The Golden Ratio
I woke up this morning and found myself gazing out at a tree in our backyard. What makes that tree, and many like it, so pleasing?
I went into the kitchen and grabbed a tape measure. Then I turned back to the tree and measured from my perspective. 13 inches by 8 inches. 13 divided by 8 is 1.62. The golden ratio. The divine proportion. The basis for all elegant design. The number written into the fabric of life.
It’s the ratio between successive numbers in the Fibonacci sequence, converging on Φ as the numbers get bigger. Algebraically it’s (1 + √5)/2. If you stack squares of increasing size to make rectangles, the rectangle’s dimensions will be 1 : 1.618. If you draw a line through these squares from small to large, it makes the spiral shape found over and over throughout nature.
Scientists have never been able to pin down the exact reason the eye is so drawn to this ratio. But we like it, and we like it every time. There’s even research that shows if you have a bad image, and move in in the direction of 1 : 1.618, the brain is pleased by the iteration.
The ratio appears in the pyramids of Egypt, The Parthenon in Greece, and the Eiffel Tower. It’s in Michelangelo’s Sistine Chapel, DaVinci’s Mona Lisa, Dali’s Last Supper, Seurat’s Bathers at Asnieres, and Mondrian’s Red, Blue, and Yellow. It appears naturally in flowers, plants, shells, trees and pine cones. It’s in beautiful faces, bone structures, and reproductive patterns.
The original Twitter user interface was designed around these proportions. Star Wars is full of golden ratios like Darth Vador’s helmet. Nickelodeon’s Kim Possible was intentionally drawn to this ratio. Swiss architect Le Corbusier made the golden ratio the basis of the United Nations building. National Geographic’s logo is just a 1 : 1.618 golden rectangle next to their name.

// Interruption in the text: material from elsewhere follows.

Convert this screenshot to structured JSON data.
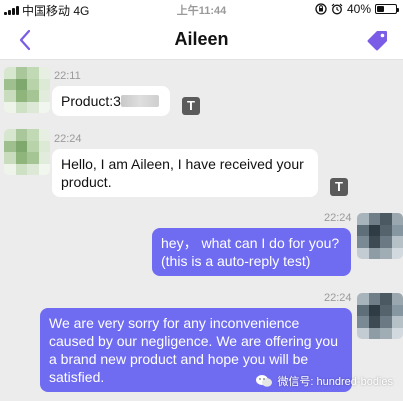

Take measure of the things you find pleasing. You might be surprised by the sacred geometry of beauty.